Many people instantly recoil when they spot a sowbug. These hardy little bugs, which are actually crustaceans that have existed since prehistoric times and are now perfectly adapted to spend their entire lives on land, certainly give off creepy vibes.
Whether you spot a sowbug in your damp basement, under a tile that you have just lifted up, or in your plant soil, you’ll probably shudder a little.
After you’ve recovered, the next question is if these bugs — which are also called woodlice — are dangerous. The answer may surprise you.
Sowbugs are scavengers who breathe through gills and hence depend on highly humid or moist environments to survive. As omnivores, sowbugs will feed on a wide variety of organic substances. Their food sources range from decaying plant matter to fungi, algae, mulch, and other decaying organic debris, such as insect parts. Sowbugs have been known to target living seedlings and other vulnerable plants, like those you have recently transplanted, as well.
They do not, however, bite humans and pet animals. They do not sting, and they are not known to carry any diseases, either. Contrary to the fact that sowbugs are also called woodlice, they do not eat wood. As such, sowbugs do not pose a risk to your property — but their presence can alert you to a preexisting moisture or humidity problem.
We can only offer you another resounding “no”. Unlike many other common household pests, ranging from dust mites to cockroaches and silverfish, sowbugs are not even associated with allergic reactions.
Have you recently discovered a whole grouping of sowbugs in a damp area of your house, such as your basement or crawl space?
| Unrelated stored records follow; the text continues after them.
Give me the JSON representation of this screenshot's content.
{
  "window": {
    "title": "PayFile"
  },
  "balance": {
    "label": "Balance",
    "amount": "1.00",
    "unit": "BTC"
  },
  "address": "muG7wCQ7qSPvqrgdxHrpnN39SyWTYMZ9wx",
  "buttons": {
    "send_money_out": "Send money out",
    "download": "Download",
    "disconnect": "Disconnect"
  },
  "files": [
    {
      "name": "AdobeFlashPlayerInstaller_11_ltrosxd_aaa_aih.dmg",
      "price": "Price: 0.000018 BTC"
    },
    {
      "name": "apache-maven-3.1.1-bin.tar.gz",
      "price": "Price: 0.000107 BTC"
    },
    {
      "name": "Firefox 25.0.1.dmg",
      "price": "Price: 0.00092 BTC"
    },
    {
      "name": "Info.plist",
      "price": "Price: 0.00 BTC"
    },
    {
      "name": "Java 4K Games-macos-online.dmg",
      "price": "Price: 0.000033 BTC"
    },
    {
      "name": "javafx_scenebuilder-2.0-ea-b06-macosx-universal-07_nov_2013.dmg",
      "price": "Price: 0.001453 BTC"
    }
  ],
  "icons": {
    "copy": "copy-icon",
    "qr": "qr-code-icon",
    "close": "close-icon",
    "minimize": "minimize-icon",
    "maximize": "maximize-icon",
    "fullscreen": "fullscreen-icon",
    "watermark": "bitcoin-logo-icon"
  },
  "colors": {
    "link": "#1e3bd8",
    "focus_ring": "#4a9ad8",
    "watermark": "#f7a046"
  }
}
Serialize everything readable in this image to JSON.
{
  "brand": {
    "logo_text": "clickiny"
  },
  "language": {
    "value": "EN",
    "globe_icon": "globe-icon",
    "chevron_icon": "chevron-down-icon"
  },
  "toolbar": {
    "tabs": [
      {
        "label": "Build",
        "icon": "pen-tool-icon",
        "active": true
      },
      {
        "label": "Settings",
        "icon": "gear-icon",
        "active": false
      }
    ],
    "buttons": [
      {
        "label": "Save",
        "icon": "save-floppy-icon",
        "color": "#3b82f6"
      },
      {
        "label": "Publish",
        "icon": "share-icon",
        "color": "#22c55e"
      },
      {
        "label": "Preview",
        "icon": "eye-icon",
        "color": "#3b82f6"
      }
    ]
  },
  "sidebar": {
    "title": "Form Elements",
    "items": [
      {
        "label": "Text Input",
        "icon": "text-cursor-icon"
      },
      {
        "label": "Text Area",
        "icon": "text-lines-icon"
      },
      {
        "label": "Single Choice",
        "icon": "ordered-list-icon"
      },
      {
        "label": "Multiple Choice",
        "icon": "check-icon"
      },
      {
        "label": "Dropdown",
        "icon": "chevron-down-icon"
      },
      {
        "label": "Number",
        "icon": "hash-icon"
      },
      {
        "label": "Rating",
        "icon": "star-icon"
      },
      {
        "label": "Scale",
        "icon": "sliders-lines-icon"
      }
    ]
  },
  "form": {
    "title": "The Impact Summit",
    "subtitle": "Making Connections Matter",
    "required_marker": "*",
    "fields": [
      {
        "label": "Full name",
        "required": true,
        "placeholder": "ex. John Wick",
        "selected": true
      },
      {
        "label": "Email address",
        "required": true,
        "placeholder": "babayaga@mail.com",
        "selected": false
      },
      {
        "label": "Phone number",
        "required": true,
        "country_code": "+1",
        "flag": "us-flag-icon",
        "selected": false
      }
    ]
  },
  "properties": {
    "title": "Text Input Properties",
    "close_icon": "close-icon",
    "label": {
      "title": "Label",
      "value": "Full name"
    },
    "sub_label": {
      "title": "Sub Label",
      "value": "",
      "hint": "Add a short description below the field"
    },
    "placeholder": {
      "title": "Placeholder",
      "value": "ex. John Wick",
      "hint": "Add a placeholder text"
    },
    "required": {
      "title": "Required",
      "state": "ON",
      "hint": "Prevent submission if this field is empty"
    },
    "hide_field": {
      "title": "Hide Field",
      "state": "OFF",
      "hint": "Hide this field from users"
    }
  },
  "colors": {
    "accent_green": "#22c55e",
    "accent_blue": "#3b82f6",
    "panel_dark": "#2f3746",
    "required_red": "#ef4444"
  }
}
Have you, perhaps, noticed that you’ve been experiencing uncomfortable symptoms like sneezing, a sore throat, swollen and itchy eyes, and shortness of breath, around the same time? It’s probably not the bugs.
Instead, the answer is most likely to lie in the same moisture the sowbugs were also attracted to. Homes with high relative humidity levels — meaning a humidity of 50 percent or higher — are also magnets for mold and dust mites. Both these common problems cause strong allergic reactions in people. In addition, high humidity levels can make you feel uncomfortable by themselves.
If you spot a collection of sowbugs under a flower pot or tile outdoors, you likely won’t smell anything but the fresh odor of the environment. When sowbugs have accumulated in damp spots within your home, however, you may be in for a nasty surprise. In larger numbers, sowbugs may emit an unpleasant odor that is often described as similar to urine. In addition to this stench, you may also grow to associate their presence with the smell of damp — and, potentially, mold. This smell is not emitted by sowbugs themselves, but rather by the environment which they thrive in.
Sowbugs do not pose any known danger to human health, and they will not destroy any part of your property either if you have found them indoors — since they only scavenge for the decaying organic matter that you would be happy to be rid of. That said, there are still a few reasons why many homeowners choose to get rid of them.
Sowbugs can, however, damage vulnerable plants, even killing them as they feed on roots and stems. Sowbugs are particularly known to target cucumbers, eating the skins as these vegetables lie on the ground. They can be a nuisance to keen gardeners for this reason.
None of this means that having a sowbug infestation in your home is not a problem, however. Sowbugs can be considered to be helpful due to the fact that their presence can indicate a more widespread problem with moisture or high humidity.
Because of this, you will want to seal cracks and crevices around your foundation walls to stop sowbugs from entering, and have any known leaks repaired immediately. You could buy an inexpensive humidity monitor to check if your basement or crawl space is excessively humid, and install a dehumidifier if you find that to be the case. When it comes to your garden, diatomaceous earth is your friend, as it will stop sowbugs from threatening your seedlings.